→ **Your objective**
When duplicating the records beneath this instruction, omit every picture and keep all else exact.
*** Supplied information ***
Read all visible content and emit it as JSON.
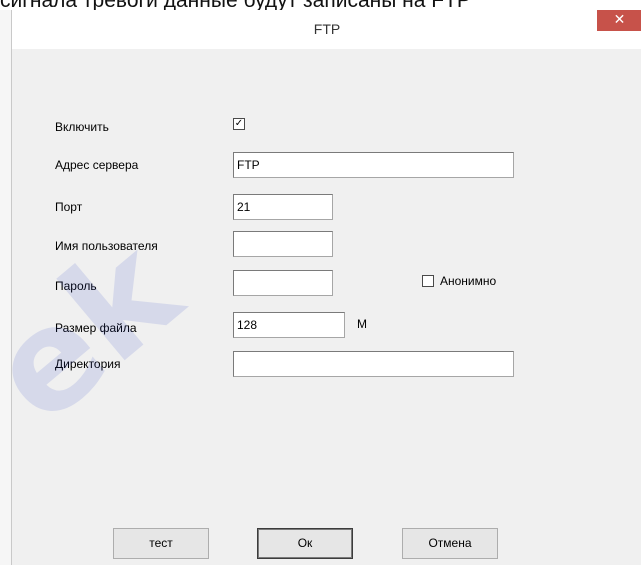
{
  "background": {
    "text": "сигнала тревоги данные будут записаны на FTP"
  },
  "watermark": {
    "text": "ek"
  },
  "window": {
    "title": "FTP",
    "close_glyph": "✕"
  },
  "form": {
    "enable": {
      "label": "Включить",
      "checked": true,
      "mark": "✓"
    },
    "server": {
      "label": "Адрес сервера",
      "value": "FTP"
    },
    "port": {
      "label": "Порт",
      "value": "21"
    },
    "username": {
      "label": "Имя пользователя",
      "value": ""
    },
    "password": {
      "label": "Пароль",
      "value": ""
    },
    "anonymous": {
      "label": "Анонимно",
      "checked": false
    },
    "filesize": {
      "label": "Размер файла",
      "value": "128",
      "unit": "М"
    },
    "directory": {
      "label": "Директория",
      "value": ""
    }
  },
  "buttons": {
    "test": "тест",
    "ok": "Ок",
    "cancel": "Отмена"
  },
  "colors": {
    "close_button": "#c7524a",
    "dialog_bg": "#f0f0f0"
  }
}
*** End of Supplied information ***
→ **Completed exercise**
Read all visible content and emit it as JSON.
{
  "background": {
    "text": "сигнала тревоги данные будут записаны на FTP"
  },
  "watermark": {
    "text": "ek"
  },
  "window": {
    "title": "FTP",
    "close_glyph": "✕"
  },
  "form": {
    "enable": {
      "label": "Включить",
      "checked": true,
      "mark": "✓"
    },
    "server": {
      "label": "Адрес сервера",
      "value": "FTP"
    },
    "port": {
      "label": "Порт",
      "value": "21"
    },
    "username": {
      "label": "Имя пользователя",
      "value": ""
    },
    "password": {
      "label": "Пароль",
      "value": ""
    },
    "anonymous": {
      "label": "Анонимно",
      "checked": false
    },
    "filesize": {
      "label": "Размер файла",
      "value": "128",
      "unit": "М"
    },
    "directory": {
      "label": "Директория",
      "value": ""
    }
  },
  "buttons": {
    "test": "тест",
    "ok": "Ок",
    "cancel": "Отмена"
  },
  "colors": {
    "close_button": "#c7524a",
    "dialog_bg": "#f0f0f0"
  }
}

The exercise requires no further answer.